Twenty seven year old Irene Atieno had been in constant conflict with her husband regarding the use of a contraceptive method after having their first child who is now two years. She desired to space her pregnancies but the partner argued that family planning would affect her health.
She suggested the use of condoms as an alternative but this too failed since the man had not fully bought into the idea of contraception.
Irene who is also blind decided to go for Depo injections despite her partner’s dissenting opinion. She was persuaded that her choice was right since neither of them was employed nor had a steady income to care for their children and personal needs.
She had attended a crocheting course at Aluor School of the Blind and had a crocheting machine that she would occasionally use to crotchet sweaters for neighbors’ schoolchildren. Each sweater fetches 450 to 600 Kenya Shillings.
Irene divulges that at some point they had a misunderstanding and had to live separate with her husband. She defaulted on the depo jabs and got pregnant as soon as they reconciled the marriage.
The reunion was not long lived and later on she returned to her rural home in Asembo Constituency with two children. The last-born is now six months old.
She swore never to take chances with birth control and once at home, Irene visited Mama Ann Odede Clinic, one of the Huduma Poa Health Network Facilities.
Irene insisted on getting an IUCD reporting that she had once used implants and had hormonal effects on her. In addition, she was aware she had defaulted on Depo before and did not wish to take the risk again. Unfortunately, the Sub County was experiencing IUCD stock outs. She says she was advised to come a few days later after the facility had restocked.
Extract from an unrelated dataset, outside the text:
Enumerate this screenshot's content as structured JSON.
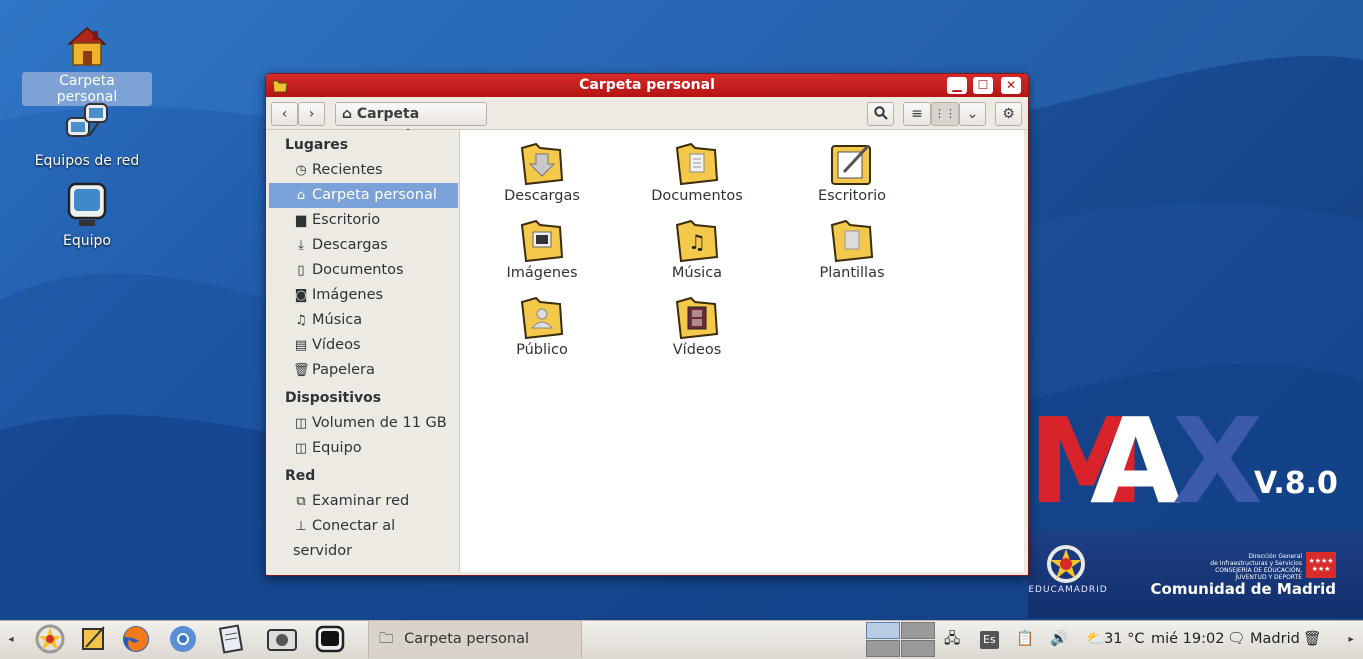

Luckily, she learnt that the said health facility would be holding a joint community outreach with KMET and the Ministry of Health in their village.
We later met Irene at Opiata Beach during the outreach some 15 kilometers from her home. This is where she finally got the non-hormonal method.
“I don’t want to be going back to the hospital after every three months, it is too hectic and easy to forget,” she says of the Injections.
We got in touch with her two months later via phone and Irene assured us that she is doing well save for a little cramping before her menstrual periods. She is optimistic that she will not be getting another child anytime soon until she is ready for one.
“I’ve not had any problem with this coil, and I know I will give birth only when I want now,” adds the special needs mother.
Reported by Pamela Nyagol-Quality Assurance Officer